To understand just what all these potential channels are doing for an advertiser, we’re increasingly having to add them all up together to say what’s the net effect and how to maximize them. The problem for brands with lots of different properties is the lack of any holistic understand of how they work together. So we are going to have this dual challenge of really understanding at micro-level of how individual channels or touch points work, but also the more combined holistic level of how they all fit together.

For Ian that’s the a real challenge from a market research point of view, and that’s where he thinks we are heading.

Tim thinks that market research will get turned on its head by the explosion of more data. He predicts we won’t be aggregating audiences around their demographics, but will instead be “valuing individuals based on purchase probabilities” as a result of media being able to be delivered on an IP or individual basis; and as he points out “this changes everything in terms of how media works and who should be on the team to deliver and evaluate it.

Alex predicts that Emotional Data will become ubiquitous:

We’ve got a stream at the moment that will become a waterfall. Right now when we are testing people for their emotional reaction it is very controlled. The tests are relatively small, even with 300 completes. But as the pace steps up through advances in technology, and as we build up our platform. then we’ll be able to test people as they go about their online day in a live sense, rather than controlled or test sense.

And he thinks this is going to go big because it will provide a lot more emotional data across many different devices, helping brands and their partners to better understand a more visceral response to their message and other information that they put out.

Sander thinks formats are going to change, and that these will become more native. He predicts that technology will drive real time delivery, with measurement also changing as a results of more data points becoming available. What he thinks won’t change is the need for brands to connect with their consumers and users, and that’s where he sees AOL fitting in with new and better tools to help advertisers reach their audiences at scale in premium environments.

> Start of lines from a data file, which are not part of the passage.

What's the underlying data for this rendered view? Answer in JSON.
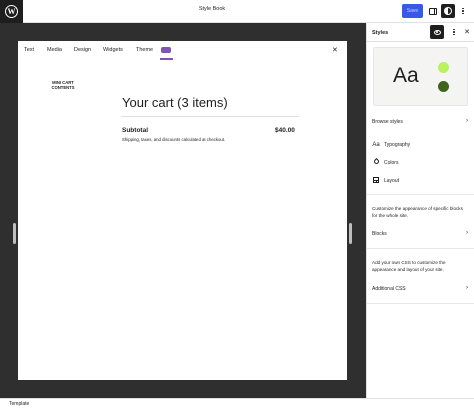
{
  "topbar": {
    "doc_title": "Style Book",
    "save_label": "Save"
  },
  "frame": {
    "tabs": [
      "Text",
      "Media",
      "Design",
      "Widgets",
      "Theme"
    ],
    "woo_tab_icon": "woocommerce-icon",
    "close_icon": "close-icon",
    "mini_cart_line1": "MINI CART",
    "mini_cart_line2": "CONTENTS",
    "cart_title": "Your cart (3 items)",
    "subtotal_label": "Subtotal",
    "subtotal_value": "$40.00",
    "shipping_note": "Shipping, taxes, and discounts calculated at checkout."
  },
  "sidebar": {
    "title": "Styles",
    "preview_text": "Aa",
    "preview_colors": [
      "#b9f25e",
      "#40641e"
    ],
    "browse_styles": "Browse styles",
    "typography": "Typography",
    "colors": "Colors",
    "layout": "Layout",
    "blocks_desc": "Customize the appearance of specific blocks for the whole site.",
    "blocks": "Blocks",
    "css_desc": "Add your own CSS to customize the appearance and layout of your site.",
    "additional_css": "Additional CSS"
  },
  "footer": {
    "label": "Template"
  },
  "colors": {
    "accent": "#3858e9",
    "woo": "#7f54b3",
    "canvas": "#2f2f2f"
  }
}
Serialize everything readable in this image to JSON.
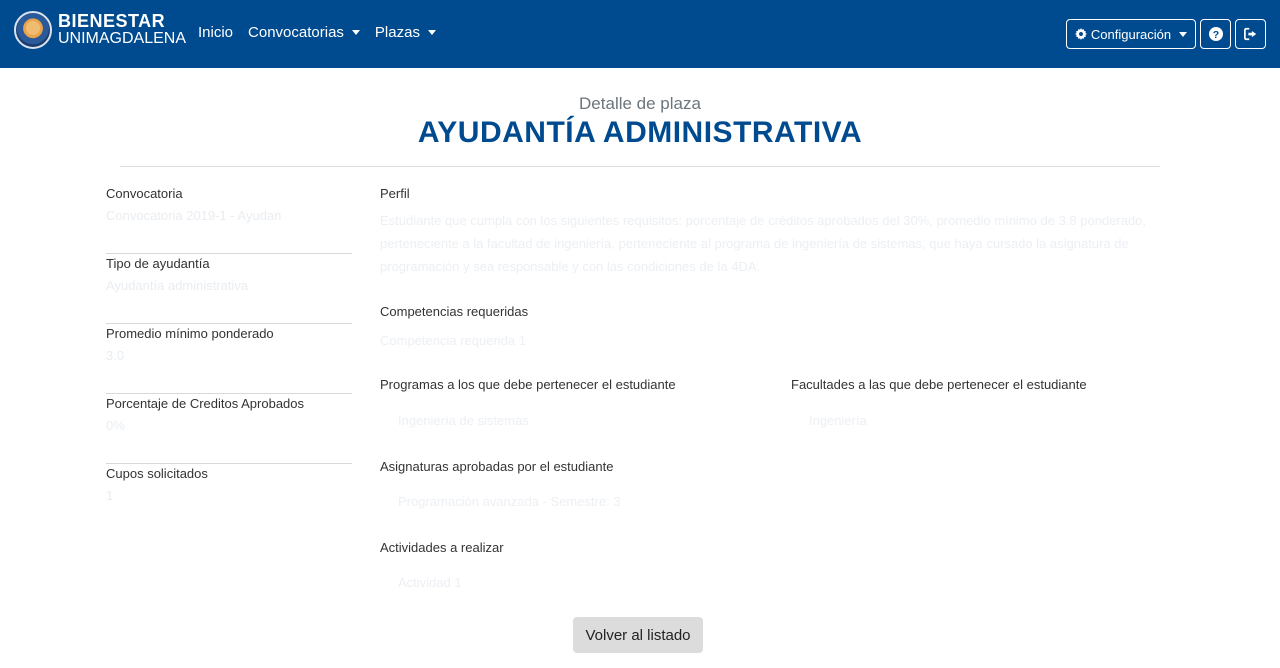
{
  "brand": {
    "title": "BIENESTAR",
    "subtitle": "UNIMAGDALENA"
  },
  "nav": {
    "items": [
      {
        "label": "Inicio"
      },
      {
        "label": "Convocatorias"
      },
      {
        "label": "Plazas"
      }
    ],
    "config_label": "Configuración",
    "icons": {
      "help": "question-circle-icon",
      "logout": "sign-out-icon",
      "config": "gear-icon"
    }
  },
  "header": {
    "subtitle": "Detalle de plaza",
    "title": "AYUDANTÍA ADMINISTRATIVA"
  },
  "left_fields": [
    {
      "label": "Convocatoria",
      "value": "Convocatoria 2019-1 - Ayudan"
    },
    {
      "label": "Tipo de ayudantía",
      "value": "Ayudantía administrativa"
    },
    {
      "label": "Promedio mínimo ponderado",
      "value": "3.0"
    },
    {
      "label": "Porcentaje de Creditos Aprobados",
      "value": "0%"
    },
    {
      "label": "Cupos solicitados",
      "value": "1"
    }
  ],
  "right": {
    "perfil_label": "Perfil",
    "perfil_value": "Estudiante que cumpla con los siguientes requisitos: porcentaje de créditos aprobados del 30%, promedio mínimo de 3.8 ponderado, perteneciente a la facultad de ingeniería, perteneciente al programa de ingeniería de sistemas, que haya cursado la asignatura de programación y sea responsable y con las condiciones de la 4DA.",
    "competencias_label": "Competencias requeridas",
    "competencias_value": "Competencia requerida 1",
    "programas_label": "Programas a los que debe pertenecer el estudiante",
    "programas_value": "Ingeniería de sistemas",
    "facultades_label": "Facultades a las que debe pertenecer el estudiante",
    "facultades_value": "Ingeniería",
    "asignaturas_label": "Asignaturas aprobadas por el estudiante",
    "asignaturas_value": "Programación avanzada - Semestre: 3",
    "actividades_label": "Actividades a realizar",
    "actividades_value": "Actividad 1"
  },
  "footer": {
    "back_label": "Volver al listado"
  }
}
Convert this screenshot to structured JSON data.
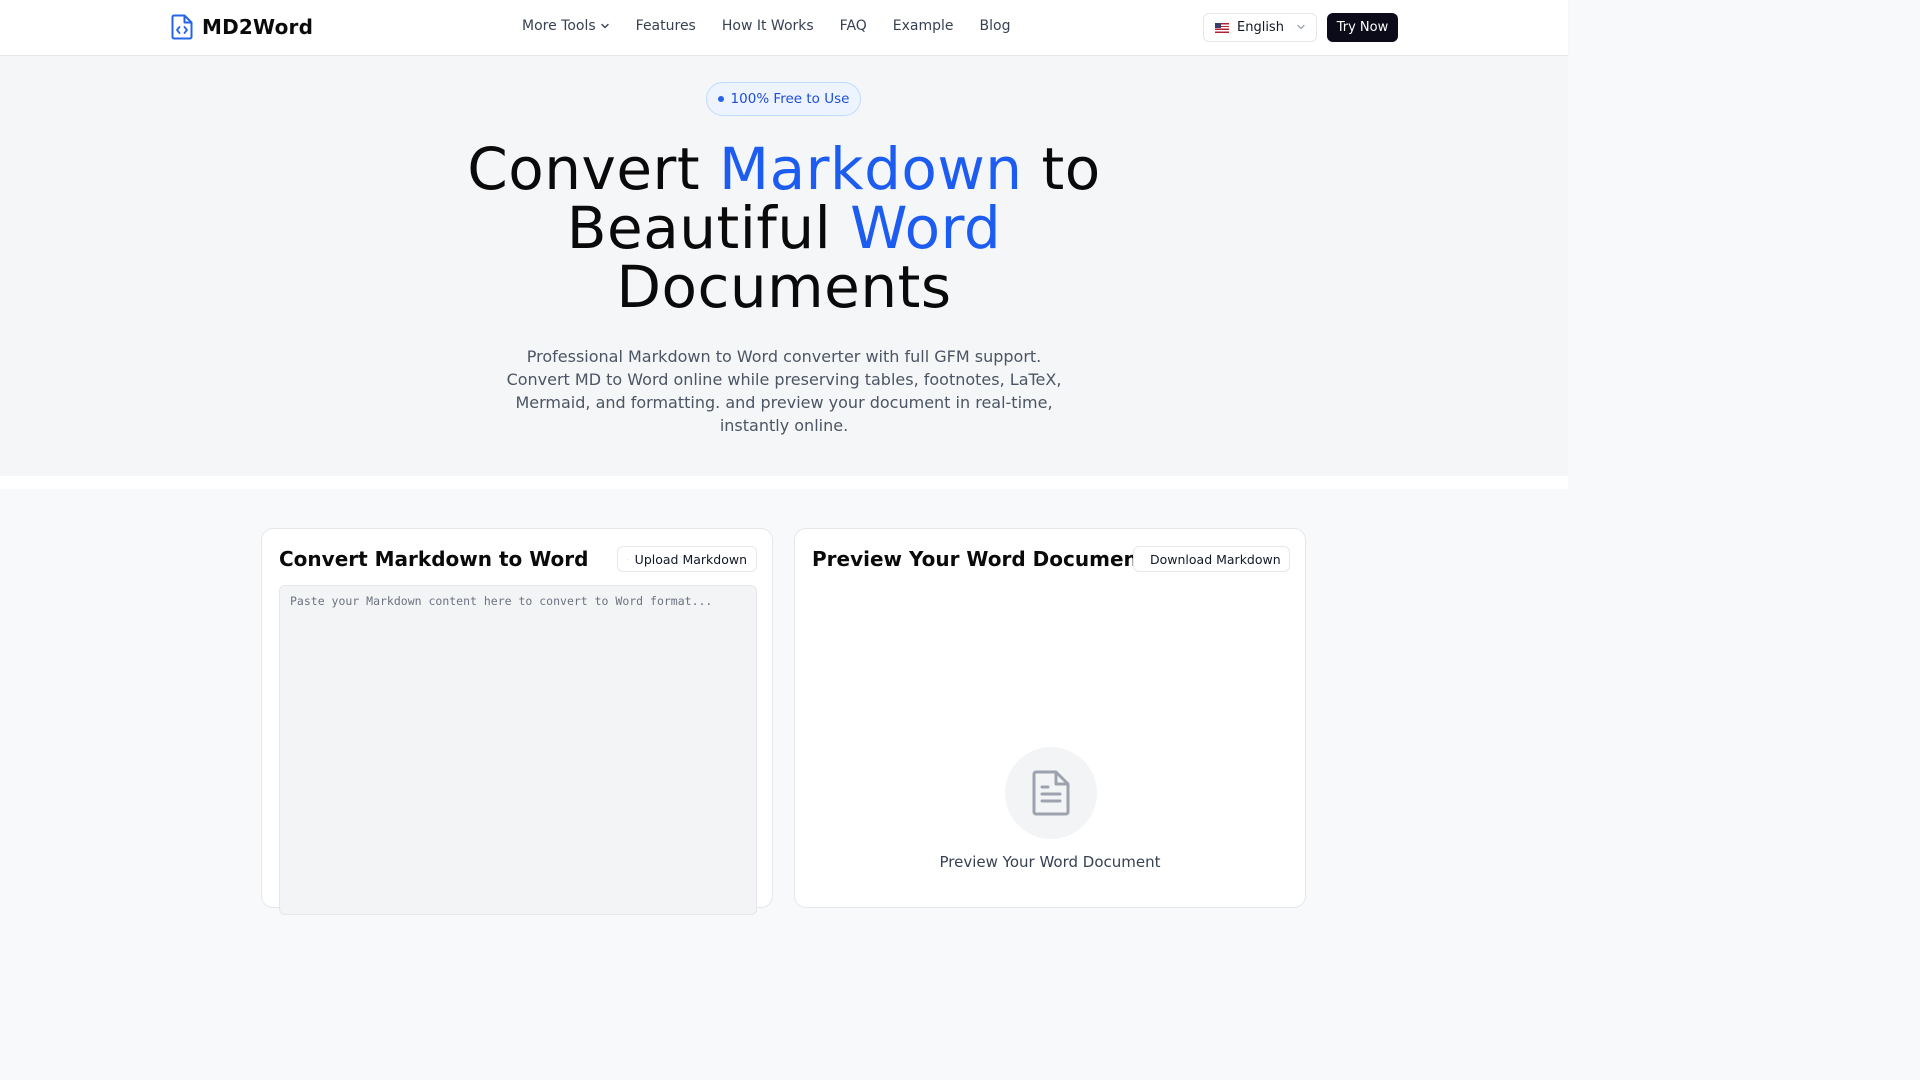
{
  "header": {
    "logo_icon": "file-code-icon",
    "logo_text": "MD2Word",
    "nav": [
      {
        "label": "More Tools",
        "has_dropdown": true
      },
      {
        "label": "Features"
      },
      {
        "label": "How It Works"
      },
      {
        "label": "FAQ"
      },
      {
        "label": "Example"
      },
      {
        "label": "Blog"
      }
    ],
    "language": {
      "flag": "us-flag-icon",
      "selected": "English"
    },
    "cta_label": "Try Now"
  },
  "hero": {
    "badge": "100% Free to Use",
    "title_parts": [
      "Convert ",
      "Markdown",
      " to",
      "Beautiful ",
      "Word",
      "Documents"
    ],
    "description": "Professional Markdown to Word converter with full GFM support. Convert MD to Word online while preserving tables, footnotes, LaTeX, Mermaid, and formatting. and preview your document in real-time, instantly online."
  },
  "editor_card": {
    "title": "Convert Markdown to Word",
    "upload_label": "Upload Markdown",
    "upload_icon": "upload-icon",
    "editor_value": "",
    "editor_placeholder": "Paste your Markdown content here to convert to Word format..."
  },
  "preview_card": {
    "title": "Preview Your Word Document",
    "download_label": "Download Markdown",
    "download_icon": "download-icon",
    "empty_icon": "document-icon",
    "empty_text": "Preview Your Word Document"
  },
  "colors": {
    "accent": "#1d5cf0",
    "cta_bg": "#0b0b1a",
    "badge_bg": "#eef4ff",
    "badge_text": "#1d4ed8"
  }
}
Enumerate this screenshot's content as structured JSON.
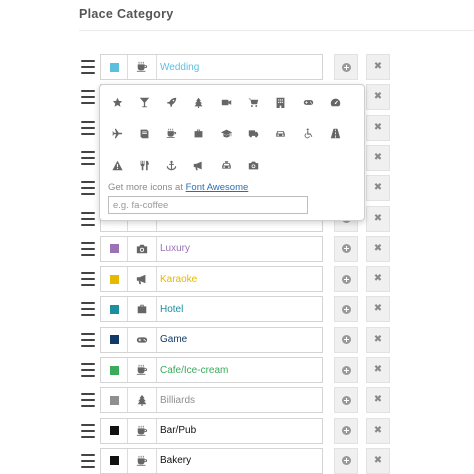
{
  "title": "Place Category",
  "rows": [
    {
      "name": "Wedding",
      "color": "#5bc0de",
      "icon": "coffee-icon"
    },
    {
      "name": "",
      "color": "",
      "icon": ""
    },
    {
      "name": "",
      "color": "",
      "icon": ""
    },
    {
      "name": "",
      "color": "",
      "icon": ""
    },
    {
      "name": "",
      "color": "",
      "icon": ""
    },
    {
      "name": "",
      "color": "",
      "icon": ""
    },
    {
      "name": "Luxury",
      "color": "#9b72b5",
      "icon": "camera-icon"
    },
    {
      "name": "Karaoke",
      "color": "#e6b800",
      "icon": "bullhorn-icon"
    },
    {
      "name": "Hotel",
      "color": "#1a8fa0",
      "icon": "suitcase-icon"
    },
    {
      "name": "Game",
      "color": "#123a66",
      "icon": "gamepad-icon"
    },
    {
      "name": "Cafe/Ice-cream",
      "color": "#3aaa5c",
      "icon": "coffee-icon"
    },
    {
      "name": "Billiards",
      "color": "#8f8f8f",
      "icon": "tree-icon"
    },
    {
      "name": "Bar/Pub",
      "color": "#111111",
      "icon": "coffee-icon"
    },
    {
      "name": "Bakery",
      "color": "#111111",
      "icon": "coffee-icon"
    }
  ],
  "popup": {
    "icons": [
      [
        "star-icon",
        "glass-icon",
        "rocket-icon",
        "tree-icon",
        "video-icon",
        "cart-icon",
        "building-icon",
        "gamepad-icon",
        "dashboard-icon"
      ],
      [
        "plane-icon",
        "book-icon",
        "coffee-icon",
        "suitcase-icon",
        "graduation-cap-icon",
        "truck-icon",
        "car-icon",
        "wheelchair-icon",
        "road-icon"
      ],
      [
        "warning-icon",
        "cutlery-icon",
        "anchor-icon",
        "bullhorn-icon",
        "cab-icon",
        "camera-icon"
      ]
    ],
    "hint_prefix": "Get more icons at ",
    "hint_link": "Font Awesome",
    "search_placeholder": "e.g. fa-coffee"
  }
}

You can read more Dr Heath’s Cognitive and Emotional Power (CEP) Test in an article about measuring the success of the Branded Content by the BCMA’s Andrew Canter that was originally published in the first edition on the BOBCM book.